Stored data entries:
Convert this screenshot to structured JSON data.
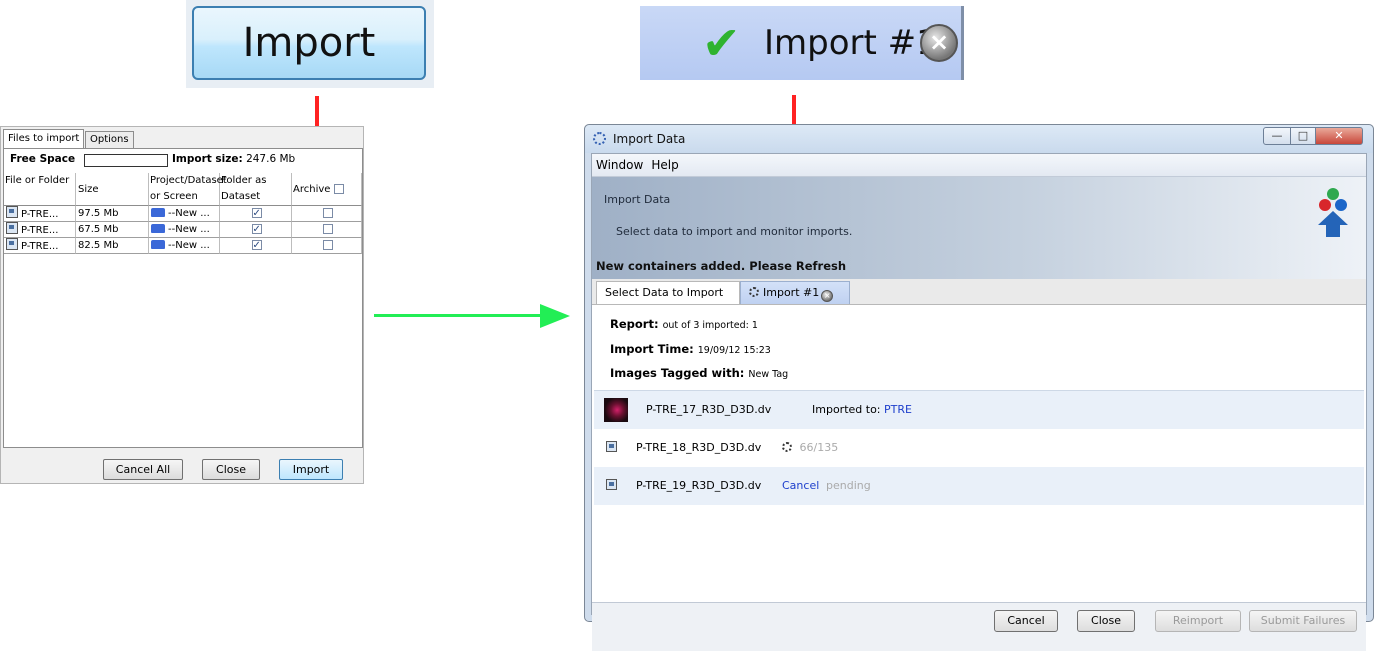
{
  "zoom_button": {
    "label": "Import"
  },
  "zoom_tab": {
    "label": "Import #1"
  },
  "left_panel": {
    "tabs": [
      "Files to import",
      "Options"
    ],
    "free_space_label": "Free Space",
    "import_size_label": "Import size:",
    "import_size_value": "247.6 Mb",
    "columns": [
      "File or Folder",
      "Size",
      "Project/Dataset or Screen",
      "Folder as Dataset",
      "Archive"
    ],
    "rows": [
      {
        "file": "P-TRE...",
        "size": "97.5 Mb",
        "target": "--New ...",
        "folder_as_dataset": true,
        "archive": false
      },
      {
        "file": "P-TRE...",
        "size": "67.5 Mb",
        "target": "--New ...",
        "folder_as_dataset": true,
        "archive": false
      },
      {
        "file": "P-TRE...",
        "size": "82.5 Mb",
        "target": "--New ...",
        "folder_as_dataset": true,
        "archive": false
      }
    ],
    "buttons": {
      "cancel_all": "Cancel All",
      "close": "Close",
      "import": "Import"
    }
  },
  "window": {
    "title": "Import Data",
    "menu": [
      "Window",
      "Help"
    ],
    "banner_title": "Import Data",
    "banner_subtitle": "Select data to import and monitor imports.",
    "notice": "New containers added. Please Refresh",
    "tabs": [
      "Select Data to Import",
      "Import #1"
    ],
    "report": {
      "report_label": "Report:",
      "report_value": "out of 3 imported: 1",
      "time_label": "Import Time:",
      "time_value": "19/09/12 15:23",
      "tagged_label": "Images Tagged with:",
      "tagged_value": "New Tag"
    },
    "files": [
      {
        "name": "P-TRE_17_R3D_D3D.dv",
        "status_label": "Imported to:",
        "status_link": "PTRE"
      },
      {
        "name": "P-TRE_18_R3D_D3D.dv",
        "progress": "66/135"
      },
      {
        "name": "P-TRE_19_R3D_D3D.dv",
        "action": "Cancel",
        "state": "pending"
      }
    ],
    "buttons": {
      "cancel": "Cancel",
      "close": "Close",
      "reimport": "Reimport",
      "submit_failures": "Submit Failures"
    }
  },
  "colors": {
    "arrow_red": "#ff2222",
    "arrow_green": "#22ee55",
    "link_blue": "#1e3fcc"
  }
}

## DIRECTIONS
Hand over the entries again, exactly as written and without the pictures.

## RESULT OF THIS TASK
Convert this screenshot to structured JSON data.
{
  "zoom_button": {
    "label": "Import"
  },
  "zoom_tab": {
    "label": "Import #1"
  },
  "left_panel": {
    "tabs": [
      "Files to import",
      "Options"
    ],
    "free_space_label": "Free Space",
    "import_size_label": "Import size:",
    "import_size_value": "247.6 Mb",
    "columns": [
      "File or Folder",
      "Size",
      "Project/Dataset or Screen",
      "Folder as Dataset",
      "Archive"
    ],
    "rows": [
      {
        "file": "P-TRE...",
        "size": "97.5 Mb",
        "target": "--New ...",
        "folder_as_dataset": true,
        "archive": false
      },
      {
        "file": "P-TRE...",
        "size": "67.5 Mb",
        "target": "--New ...",
        "folder_as_dataset": true,
        "archive": false
      },
      {
        "file": "P-TRE...",
        "size": "82.5 Mb",
        "target": "--New ...",
        "folder_as_dataset": true,
        "archive": false
      }
    ],
    "buttons": {
      "cancel_all": "Cancel All",
      "close": "Close",
      "import": "Import"
    }
  },
  "window": {
    "title": "Import Data",
    "menu": [
      "Window",
      "Help"
    ],
    "banner_title": "Import Data",
    "banner_subtitle": "Select data to import and monitor imports.",
    "notice": "New containers added. Please Refresh",
    "tabs": [
      "Select Data to Import",
      "Import #1"
    ],
    "report": {
      "report_label": "Report:",
      "report_value": "out of 3 imported: 1",
      "time_label": "Import Time:",
      "time_value": "19/09/12 15:23",
      "tagged_label": "Images Tagged with:",
      "tagged_value": "New Tag"
    },
    "files": [
      {
        "name": "P-TRE_17_R3D_D3D.dv",
        "status_label": "Imported to:",
        "status_link": "PTRE"
      },
      {
        "name": "P-TRE_18_R3D_D3D.dv",
        "progress": "66/135"
      },
      {
        "name": "P-TRE_19_R3D_D3D.dv",
        "action": "Cancel",
        "state": "pending"
      }
    ],
    "buttons": {
      "cancel": "Cancel",
      "close": "Close",
      "reimport": "Reimport",
      "submit_failures": "Submit Failures"
    }
  },
  "colors": {
    "arrow_red": "#ff2222",
    "arrow_green": "#22ee55",
    "link_blue": "#1e3fcc"
  }
}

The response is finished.